People have faced trying times in the past year, with a political stand-off and weather hazards slowing down attempts to rebuild. Major routes were blocked between September 2015 and February 2016, causing a shortage of fuel and other essential goods, like medical and food products. Furthermore, delays in the formation of the National Reconstruction Authority, tasked as the key body in charge of Nepal’s rebuild, prevented many families from rebuilding permanent homes.
These obstacles have however not stopped families from rebuilding their lives and regaining their hope.
Rebuilding in Nepal will take a long time and we are in for the long haul to treat malnourished children and prevent them from falling ill in the first place, as well as improving families’ access to food and clean water.
We continue providing malnourished children with urgent treatment and follow-up care, and to work with the Nepalese health authorities to bring nutrition treatment to communities.
We continue to help improve access to food as many families lost their harvests and animals and have not been able to replant their fields as well as providing psychosocial support and training.
Our work would not be possible without our amazing supporters who have made our rapid response and ongoing rehabilitation programs possible, and enabled us to benefit people like Kaili, whose story we are proud to share with you.
“There were 46 houses in my village and only three or four are standing,” says Kaili Maya Sherpa, 57, from Tatopani, Sindhupalchok District.
We met Kaili when she was living in a camp in the Kathmandu Valley with her family including four sons and a daughter, her pregnant daughter-in-law and grandson Nima Sherpa, 5.
Kaili participated in Action Against Hunger’s psychosocial support program.

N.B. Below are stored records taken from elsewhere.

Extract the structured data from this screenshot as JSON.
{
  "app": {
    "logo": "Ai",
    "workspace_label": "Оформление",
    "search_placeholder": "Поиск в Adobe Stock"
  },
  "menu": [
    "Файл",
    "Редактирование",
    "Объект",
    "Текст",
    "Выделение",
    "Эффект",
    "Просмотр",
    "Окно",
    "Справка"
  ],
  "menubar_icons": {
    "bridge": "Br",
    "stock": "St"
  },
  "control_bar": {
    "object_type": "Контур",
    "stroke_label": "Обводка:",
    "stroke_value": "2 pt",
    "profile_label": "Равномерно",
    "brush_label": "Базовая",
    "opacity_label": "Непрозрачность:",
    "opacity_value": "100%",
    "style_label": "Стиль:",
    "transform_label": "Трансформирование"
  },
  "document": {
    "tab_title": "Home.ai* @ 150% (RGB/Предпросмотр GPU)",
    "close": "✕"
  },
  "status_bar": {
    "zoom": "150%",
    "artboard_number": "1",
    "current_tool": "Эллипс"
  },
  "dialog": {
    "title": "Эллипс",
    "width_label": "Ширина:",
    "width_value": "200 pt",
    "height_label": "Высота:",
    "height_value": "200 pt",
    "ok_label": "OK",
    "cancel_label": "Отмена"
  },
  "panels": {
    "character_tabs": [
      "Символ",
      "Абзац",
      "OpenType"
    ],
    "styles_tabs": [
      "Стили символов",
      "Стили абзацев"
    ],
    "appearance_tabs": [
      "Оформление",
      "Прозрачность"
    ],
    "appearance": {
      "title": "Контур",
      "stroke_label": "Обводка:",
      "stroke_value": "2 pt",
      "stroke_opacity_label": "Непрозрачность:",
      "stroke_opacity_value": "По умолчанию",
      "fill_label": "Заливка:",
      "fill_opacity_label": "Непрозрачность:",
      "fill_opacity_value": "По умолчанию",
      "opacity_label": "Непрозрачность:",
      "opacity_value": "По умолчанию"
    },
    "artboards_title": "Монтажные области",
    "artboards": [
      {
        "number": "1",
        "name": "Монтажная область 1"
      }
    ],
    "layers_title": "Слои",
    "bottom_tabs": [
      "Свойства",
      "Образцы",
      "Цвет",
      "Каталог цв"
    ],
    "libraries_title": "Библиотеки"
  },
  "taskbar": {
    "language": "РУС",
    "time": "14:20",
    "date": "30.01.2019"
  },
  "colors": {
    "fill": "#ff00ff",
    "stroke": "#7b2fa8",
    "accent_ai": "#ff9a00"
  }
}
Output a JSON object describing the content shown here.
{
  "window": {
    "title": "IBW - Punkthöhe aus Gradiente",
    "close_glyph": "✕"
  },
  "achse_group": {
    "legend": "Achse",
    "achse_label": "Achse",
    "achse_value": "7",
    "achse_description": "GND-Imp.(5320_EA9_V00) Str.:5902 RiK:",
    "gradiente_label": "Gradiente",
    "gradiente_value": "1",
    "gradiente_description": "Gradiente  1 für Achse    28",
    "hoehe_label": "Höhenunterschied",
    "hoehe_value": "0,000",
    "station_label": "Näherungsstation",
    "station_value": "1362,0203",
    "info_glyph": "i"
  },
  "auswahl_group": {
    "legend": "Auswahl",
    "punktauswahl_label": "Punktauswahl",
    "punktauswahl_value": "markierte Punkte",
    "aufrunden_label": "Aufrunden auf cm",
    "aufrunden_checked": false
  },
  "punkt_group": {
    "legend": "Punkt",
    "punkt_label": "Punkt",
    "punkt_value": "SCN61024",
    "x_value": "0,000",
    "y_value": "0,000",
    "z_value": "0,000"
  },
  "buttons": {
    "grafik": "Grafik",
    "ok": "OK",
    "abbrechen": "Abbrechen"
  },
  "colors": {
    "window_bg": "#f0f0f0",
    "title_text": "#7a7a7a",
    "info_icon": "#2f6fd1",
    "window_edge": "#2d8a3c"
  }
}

“We have all the basics here to survive but I have been very afraid for the future and for my children,” Kaili told us. “I was always crying. I had given up all hope. When I was talking to somebody I would find myself drifting away. I could not sleep and I had stopped eating. All I could do was sit and think about the earthquakes. I really thought that we would all die. Action Against Hunger offered me one-to-one counselling. It was the first time I was able to talk to somebody who would listen and understand how I was feeling who was not a family member. This has enabled me to start to have hope for the future again.”
Thank you for allowing us to be where we are needed most to help Kaili and other earthquake survivors rebuild their lives.